I love using analogies when explaining things to people. If we compare learning some common activity that we all understand, like training people to drive, with the process of training employees to work securely, I think there are some important contrasting points for managers to understand. Do the following comparisons make sense to you?
It takes more explanation, more time, and more practice to be able to manage security risks effectively. A single, one-time training session is never enough for people to remember important concepts, to change people’s mindset and to develop consistent behaviors. So, addressing these key differences in training requirements is important for all businesses, large or small, in virtually every industry.
Tailored Terminology keeps employees engaged
I find that many of my clients are adopting approaches to security awareness training that tend to provide more tailored terminology for elements of their daily job activities, policies and risks. Using tailored terminology is critical to keeping employees engaged in the training process. If too much generic language and guidance is used, people will not be able to relate the risks or recommended actions to their jobs, and the training will not be effective.
For example, the rear-view mirror in a car is always called the rear-view mirror. But in the world of security, we tend to like to generalize things like “safeguards” or “controls” as things we use to reduce risk or improve security. These terms are so generic that most people have no idea how the terms relate to their jobs. Even when we try to get more specific, it can be confusing. Something like a “firewall” that protects your network could be called a “router” or a “gateway“; or a “password” system could be called an “authentication system” or an “identity management system“. These kinds of terminology slips during training are not helpful to the average employee in understanding the risks or recommended actions for just doing their jobs.
To provide an ongoing reinforcement of instructional content, some organizations regularly provide tips and stories to their staff. They can do this using email newsletters, bulletins or updates in blog posts or security awareness headlines in Intranet website portals. Posting a data breach story from your industry on the security news page on a regular basis can be effective, especially if the stories are written at a level of explanation that people can consume easily. Terminology testing games, like the Security Jeopardy game can also be very effective for promoting engagement and understanding.
Feedback and reinforcement of guidance leverage “teachable moments”
To provide opportunities for on-the-job feedback, I have started using a very powerful method called automated phishing assessments. In these assessments, simulated phishing emails are sent to employees to see if they recognize the risks of spear-phishing attacks. When employees get “caught” taking risky actions, this can help people realize that they need to slow down and pay more attention to the risks.
The amazing benefit of using these tools is that you can create the ultimate teachable moment for employees when they click on a link or attachment in a simulated phishing email. When a person absent-mindedly clicks on something without thinking about the consequences, they can be brought to a landing page that wakes them up with a big warning sign and reminder that they should have been more careful, and how they should have recognized and responded to the message.

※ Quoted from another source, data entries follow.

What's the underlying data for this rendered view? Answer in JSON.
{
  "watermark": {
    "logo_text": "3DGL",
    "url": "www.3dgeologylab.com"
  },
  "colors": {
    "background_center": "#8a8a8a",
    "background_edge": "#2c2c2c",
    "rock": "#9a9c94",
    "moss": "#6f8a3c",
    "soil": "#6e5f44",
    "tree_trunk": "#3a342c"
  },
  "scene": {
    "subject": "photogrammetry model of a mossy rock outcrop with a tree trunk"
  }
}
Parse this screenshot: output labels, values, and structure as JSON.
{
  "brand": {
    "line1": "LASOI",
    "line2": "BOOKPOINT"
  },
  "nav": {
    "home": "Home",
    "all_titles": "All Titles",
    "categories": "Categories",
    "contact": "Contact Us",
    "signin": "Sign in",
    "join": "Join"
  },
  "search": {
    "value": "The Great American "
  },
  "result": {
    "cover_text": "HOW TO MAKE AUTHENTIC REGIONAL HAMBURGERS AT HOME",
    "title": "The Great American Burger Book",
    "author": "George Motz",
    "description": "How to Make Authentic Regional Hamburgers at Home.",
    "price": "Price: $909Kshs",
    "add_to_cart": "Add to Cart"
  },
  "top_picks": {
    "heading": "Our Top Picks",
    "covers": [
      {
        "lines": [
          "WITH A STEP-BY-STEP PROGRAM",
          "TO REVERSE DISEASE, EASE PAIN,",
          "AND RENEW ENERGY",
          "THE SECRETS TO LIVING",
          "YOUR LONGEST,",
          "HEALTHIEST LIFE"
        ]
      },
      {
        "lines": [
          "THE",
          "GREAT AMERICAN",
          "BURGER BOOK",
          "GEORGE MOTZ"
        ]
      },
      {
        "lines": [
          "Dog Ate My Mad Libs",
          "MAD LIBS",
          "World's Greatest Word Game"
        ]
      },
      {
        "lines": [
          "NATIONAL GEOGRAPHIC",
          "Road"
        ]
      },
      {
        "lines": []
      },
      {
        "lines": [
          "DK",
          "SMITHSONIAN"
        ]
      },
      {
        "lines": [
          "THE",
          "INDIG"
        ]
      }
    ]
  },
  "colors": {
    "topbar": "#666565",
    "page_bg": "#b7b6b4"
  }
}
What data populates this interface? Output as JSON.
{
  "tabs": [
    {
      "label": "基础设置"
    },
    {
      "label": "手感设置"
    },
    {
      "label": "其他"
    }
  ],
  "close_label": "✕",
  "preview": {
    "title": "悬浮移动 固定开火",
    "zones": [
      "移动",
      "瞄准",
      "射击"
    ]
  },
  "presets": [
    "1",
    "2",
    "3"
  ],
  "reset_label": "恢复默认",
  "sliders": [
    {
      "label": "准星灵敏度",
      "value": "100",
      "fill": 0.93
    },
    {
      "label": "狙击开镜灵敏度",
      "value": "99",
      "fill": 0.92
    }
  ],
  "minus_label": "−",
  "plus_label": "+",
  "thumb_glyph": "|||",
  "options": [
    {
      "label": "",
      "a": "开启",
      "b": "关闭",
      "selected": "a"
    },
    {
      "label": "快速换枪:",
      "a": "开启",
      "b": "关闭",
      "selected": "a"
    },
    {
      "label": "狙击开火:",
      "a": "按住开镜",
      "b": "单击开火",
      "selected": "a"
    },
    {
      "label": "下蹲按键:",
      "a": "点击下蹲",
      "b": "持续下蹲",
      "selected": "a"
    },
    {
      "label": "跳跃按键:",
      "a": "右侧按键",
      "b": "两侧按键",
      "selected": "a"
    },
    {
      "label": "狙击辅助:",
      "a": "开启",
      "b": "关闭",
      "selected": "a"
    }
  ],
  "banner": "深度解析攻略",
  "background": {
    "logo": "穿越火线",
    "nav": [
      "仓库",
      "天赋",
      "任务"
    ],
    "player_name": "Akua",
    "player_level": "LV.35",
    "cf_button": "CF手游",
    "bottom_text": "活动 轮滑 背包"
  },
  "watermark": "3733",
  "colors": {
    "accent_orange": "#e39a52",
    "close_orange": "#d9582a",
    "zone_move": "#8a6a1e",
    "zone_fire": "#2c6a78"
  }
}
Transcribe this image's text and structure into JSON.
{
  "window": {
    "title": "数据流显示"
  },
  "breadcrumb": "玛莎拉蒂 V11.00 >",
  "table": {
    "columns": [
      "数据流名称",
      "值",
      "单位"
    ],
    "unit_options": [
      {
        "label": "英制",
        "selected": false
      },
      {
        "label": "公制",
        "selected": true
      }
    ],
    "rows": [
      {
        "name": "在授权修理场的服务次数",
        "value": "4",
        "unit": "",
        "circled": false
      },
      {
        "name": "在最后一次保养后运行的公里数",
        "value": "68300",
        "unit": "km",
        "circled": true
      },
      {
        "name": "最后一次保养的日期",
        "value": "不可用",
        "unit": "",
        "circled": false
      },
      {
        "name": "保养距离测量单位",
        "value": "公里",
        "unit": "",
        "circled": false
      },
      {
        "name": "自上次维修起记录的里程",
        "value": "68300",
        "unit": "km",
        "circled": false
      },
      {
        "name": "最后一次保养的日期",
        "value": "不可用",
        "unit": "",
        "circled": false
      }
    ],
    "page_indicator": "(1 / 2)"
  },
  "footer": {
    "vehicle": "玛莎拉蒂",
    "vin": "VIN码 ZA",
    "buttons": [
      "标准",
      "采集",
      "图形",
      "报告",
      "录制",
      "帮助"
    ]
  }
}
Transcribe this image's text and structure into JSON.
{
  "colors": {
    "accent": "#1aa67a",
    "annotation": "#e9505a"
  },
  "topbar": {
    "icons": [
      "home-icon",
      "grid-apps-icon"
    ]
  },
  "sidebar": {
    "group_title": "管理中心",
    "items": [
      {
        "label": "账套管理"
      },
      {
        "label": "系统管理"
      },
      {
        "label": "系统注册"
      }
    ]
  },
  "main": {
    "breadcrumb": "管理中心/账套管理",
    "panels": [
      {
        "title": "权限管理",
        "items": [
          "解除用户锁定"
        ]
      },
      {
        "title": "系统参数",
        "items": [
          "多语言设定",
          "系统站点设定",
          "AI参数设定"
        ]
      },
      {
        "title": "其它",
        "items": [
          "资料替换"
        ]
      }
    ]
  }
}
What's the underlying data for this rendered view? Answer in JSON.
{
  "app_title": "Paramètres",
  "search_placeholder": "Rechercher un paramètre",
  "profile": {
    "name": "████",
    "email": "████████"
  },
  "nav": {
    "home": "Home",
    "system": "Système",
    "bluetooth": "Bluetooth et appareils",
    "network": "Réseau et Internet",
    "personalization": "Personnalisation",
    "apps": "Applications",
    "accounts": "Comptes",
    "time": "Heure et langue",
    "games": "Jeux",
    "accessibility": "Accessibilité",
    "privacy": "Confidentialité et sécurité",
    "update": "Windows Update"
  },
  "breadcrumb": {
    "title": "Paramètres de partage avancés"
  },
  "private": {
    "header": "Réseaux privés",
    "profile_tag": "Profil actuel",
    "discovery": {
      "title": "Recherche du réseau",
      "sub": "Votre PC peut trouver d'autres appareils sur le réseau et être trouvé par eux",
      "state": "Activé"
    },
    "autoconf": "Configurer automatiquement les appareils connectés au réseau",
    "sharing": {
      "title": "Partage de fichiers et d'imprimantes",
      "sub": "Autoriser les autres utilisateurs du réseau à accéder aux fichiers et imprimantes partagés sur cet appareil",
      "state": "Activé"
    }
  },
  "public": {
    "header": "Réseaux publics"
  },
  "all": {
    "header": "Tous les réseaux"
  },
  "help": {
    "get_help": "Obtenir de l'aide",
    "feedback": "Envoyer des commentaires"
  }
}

People tend to remember the shock of being caught off-guard. The important thing for managers to consider, though, is that you have to be careful not to shame or embarrass people publicly. But the right kind of feedback, at the right time, is very effective.
It’s also important to provide opportunities for feedback from employees to management, so the effectiveness of the training can be directly monitored. To do this in the online programs I create for businesses, I use a Frequently Asked Questions feature on every page, which lets people ask a question, or look for more information based on questions that other employees have asked about that page. This feedback can allow the IT Security team or managers to identify areas of security that may not be described clearly in the program, or that people are struggling with.
Using scenarios to illustrate risky situations and recommended actions can reduce mental overload
To counter the problem of complexity, where we don’t have a single brake pedal to slow down and avoid risky situations, I like to use scenario-based learning techniques to help employees visualize relevant situations to their jobs. Then, they can be shown the appropriate actions they should take in each type of risky situation to reduce the risk. It’s important to use these scenarios to illustrate the “worst case” scenarios that need to be avoided, even if it takes a little longer. This helps people realize the value and importance of using security safeguards that often seem like barriers to productivity, but which reduce the larger risks to the organization in the longer term.
Putting it all together
Using a scenario for every type of risk can be time-consuming, and trying to teach employees about all the scenarios at once will still tend to overload their memories. But combining scenario-based learning with a recurring pattern of stories and tips (written in easily consumable style), as well as effective feedback mechanisms will tend to keep people more engaged, and allow them to learn to work securely over the long-term.